How the scientist invested and won
Three years ago, we posed the question, How would a scientist construct a portfolio?. The results are in and the investment performance is as the scientist predicted.
In 2013 the CSIRO-Monash Superannuation Research Cluster released a paper Is fundamental indexation able to time the market? Evidence from the Dow Jones Industrial Average, concluded that equal weighting is the “highest performing” structure for a portfolio, better than market capitalisation and better than fundamental indexation.
The paper tested United States data for the years 1962 to 2009. United States data is used because this is the largest reliable data set available. The results are that investing $1 in 1962 would grow to:
- $100.86 in an equally weighted portfolio;
- $87.28 in a fundamental indexation portfolio; and only
- $59.04 in a market capitalisation portfolio.
Sophisticated models developed by such finance luminaries as Nobel Prize winning economist Eugene Fama and Robert Merton were used to determine the source of this outperformance.
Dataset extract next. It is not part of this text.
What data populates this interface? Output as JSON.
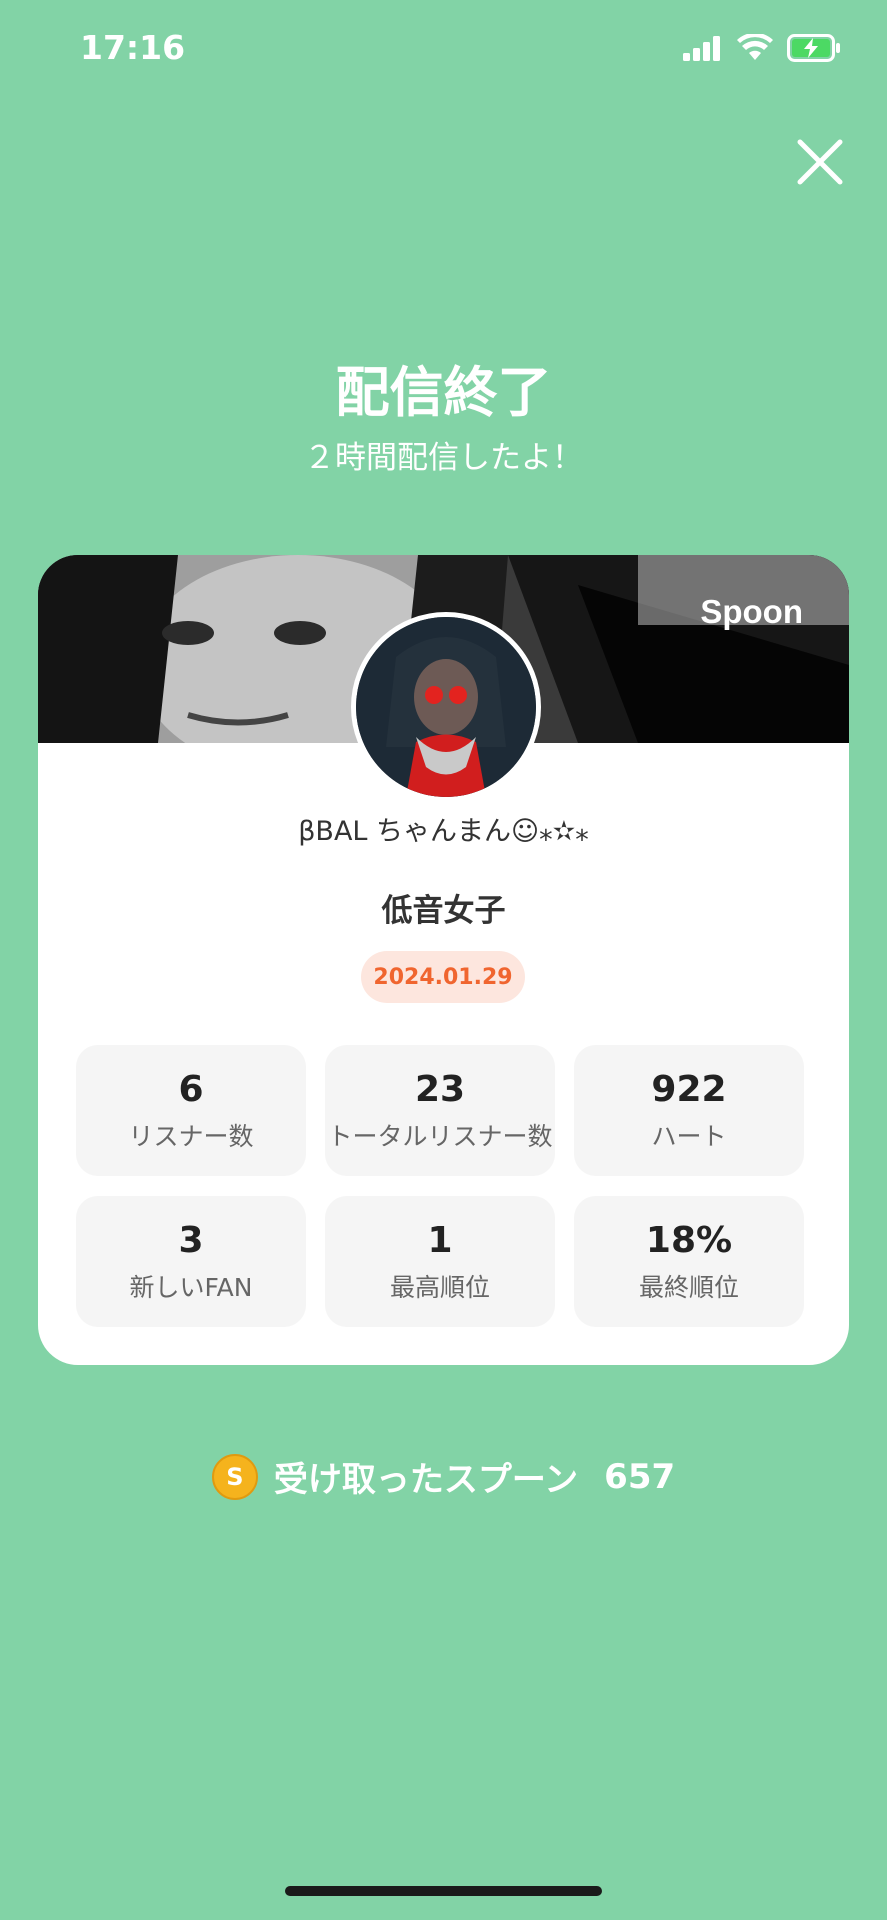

The conclusion is that equally weighting a portfolio outperforms market capitalisation because of three factors:
- higher exposure to smaller stocks rather than to bigger stocks;
- higher exposure to so-called ‘value stocks’, meaning those stocks with a high book-to-market ratio; and
better market timing.
- What the paper means by market timing is that equal weighting extracts more return when markets are rising and loses less when markets are falling.
Intrigued by the results, the research cluster tested its finding further in a 2015 study, The Viability of Alternative Indexation when Including All Costs. The new paper assessed the viability of the same indexing methods as the previous study but took into account all transaction costs using different rebalancing frequencies, trade sizes and fund sizes. Different fund sizes were considered as execution shortfalls can result in performance issues. These are known as capacity constraints. For each of the three fund sizes – $500 million fund (small), $1 billion (medium) and $10 billion fund (large) – the equal weight strategy was the best performer in terms of geometric returns and Sharpe ratios.
The authors however did find that equal weight indexing was capacity constrained due to liquidity constraints. This criticism can be overcome with effective index design. The design of an equal weight index should apply liquidity and size filters so as to increase the capacity at which it can be traded.
Australia’s first and only Australian equity equal weight ETF, VanEck Vectors Australian Equal Weight ETF ( MVW) tracks the MVIS Australia Equal Weight Index. It includes only the largest and most traded ASX securities thereby avoiding capacity constraints.
MVW has recently had its third anniversary and consistent with the research it has outperformed the market capitalisation based S&P/ASX 200 Accumulation Index. It did so by an average of 3.86% p.a. over the three years to 31 March 2017 returning 11.39% p.a. compared to 7.53% p.a.
In the highly concentrated Australian equities market, equally weighting a portfolio has delivered investors significantly improved diversification and reduced stock and sector concentration.
MVW has proven equal weighting is well suited to the highly concentrated Australian equities market, with passive outperformance that cannot be ignored.